> [TASK OBJECTIVE] All lines below containing the string "networking" are to be copied.

> [INFORMATION SHOWN]
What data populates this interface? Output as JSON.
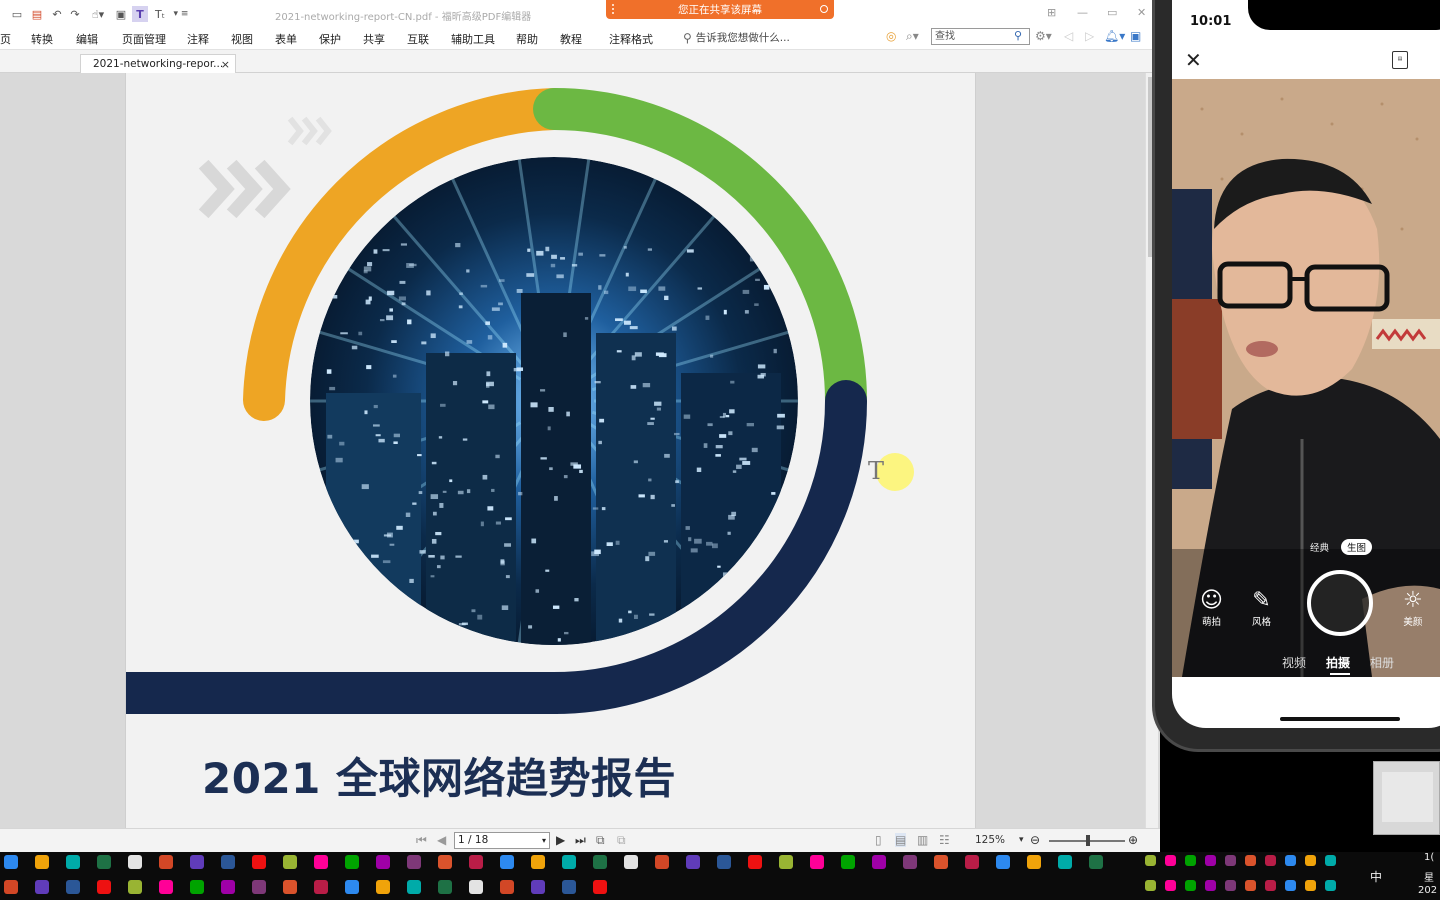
{
  "window": {
    "title": "2021-networking-report-CN.pdf - 福昕高级PDF编辑器",
    "share_banner": "您正在共享该屏幕"
  },
  "menu": {
    "items": [
      "页",
      "转换",
      "编辑",
      "页面管理",
      "注释",
      "视图",
      "表单",
      "保护",
      "共享",
      "互联",
      "辅助工具",
      "帮助",
      "教程",
      "注释格式"
    ],
    "tell_me": "告诉我您想做什么...",
    "search_placeholder": "查找"
  },
  "tab": {
    "label": "2021-networking-repor...",
    "close": "×"
  },
  "document": {
    "title": "2021 全球网络趋势报告",
    "colors": {
      "orange": "#eea524",
      "green": "#6cb843",
      "navy": "#15284d",
      "chevrons": "#d8d8d8"
    }
  },
  "status": {
    "page_value": "1 / 18",
    "zoom": "125%"
  },
  "phone": {
    "time": "10:01",
    "modes": [
      "经典",
      "生图"
    ],
    "tools": [
      {
        "icon": "smile-icon",
        "glyph": "☺",
        "label": "萌拍"
      },
      {
        "icon": "magic-wand-icon",
        "glyph": "✎",
        "label": "风格"
      },
      {
        "icon": "beauty-icon",
        "glyph": "☼",
        "label": "美颜"
      }
    ],
    "tabs": [
      "视频",
      "拍摄",
      "相册"
    ],
    "active_tab": "拍摄"
  },
  "taskbar": {
    "ime": "中",
    "clock_lines": [
      "1(",
      "星",
      "202"
    ]
  }
}
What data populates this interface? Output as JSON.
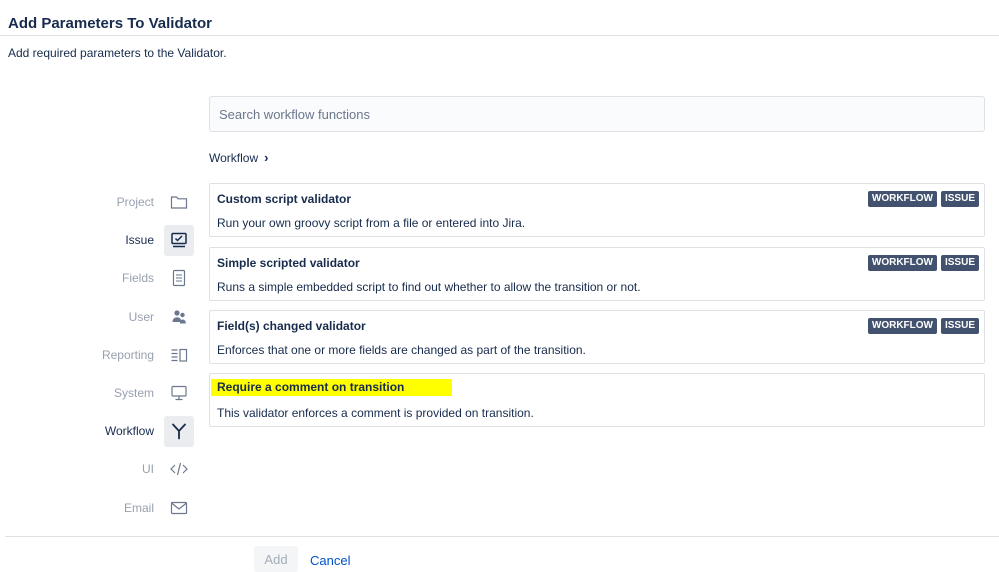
{
  "header": {
    "title": "Add Parameters To Validator",
    "description": "Add required parameters to the Validator."
  },
  "search": {
    "placeholder": "Search workflow functions",
    "value": ""
  },
  "breadcrumb": {
    "label": "Workflow",
    "icon": "chevron-right-icon"
  },
  "categories": [
    {
      "label": "Project",
      "icon": "folder-icon",
      "active": false
    },
    {
      "label": "Issue",
      "icon": "issue-icon",
      "active": true
    },
    {
      "label": "Fields",
      "icon": "document-icon",
      "active": false
    },
    {
      "label": "User",
      "icon": "users-icon",
      "active": false
    },
    {
      "label": "Reporting",
      "icon": "reporting-icon",
      "active": false
    },
    {
      "label": "System",
      "icon": "monitor-icon",
      "active": false
    },
    {
      "label": "Workflow",
      "icon": "workflow-branch-icon",
      "active": true
    },
    {
      "label": "UI",
      "icon": "code-icon",
      "active": false
    },
    {
      "label": "Email",
      "icon": "envelope-icon",
      "active": false
    }
  ],
  "functions": [
    {
      "name": "Custom script validator",
      "description": "Run your own groovy script from a file or entered into Jira.",
      "badges": [
        "WORKFLOW",
        "ISSUE"
      ]
    },
    {
      "name": "Simple scripted validator",
      "description": "Runs a simple embedded script to find out whether to allow the transition or not.",
      "badges": [
        "WORKFLOW",
        "ISSUE"
      ]
    },
    {
      "name": "Field(s) changed validator",
      "description": "Enforces that one or more fields are changed as part of the transition.",
      "badges": [
        "WORKFLOW",
        "ISSUE"
      ]
    },
    {
      "name": "Require a comment on transition",
      "description": "This validator enforces a comment is provided on transition.",
      "badges": [],
      "highlighted": true
    }
  ],
  "footer": {
    "add_label": "Add",
    "cancel_label": "Cancel"
  },
  "colors": {
    "badge_bg": "#42526e",
    "highlight": "#ffff00",
    "link": "#0052cc"
  }
}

> [FINISHED EXERCISE]
    "title": "2021-networking-report-CN.pdf - 福昕高级PDF编辑器",
    "label": "2021-networking-repor...",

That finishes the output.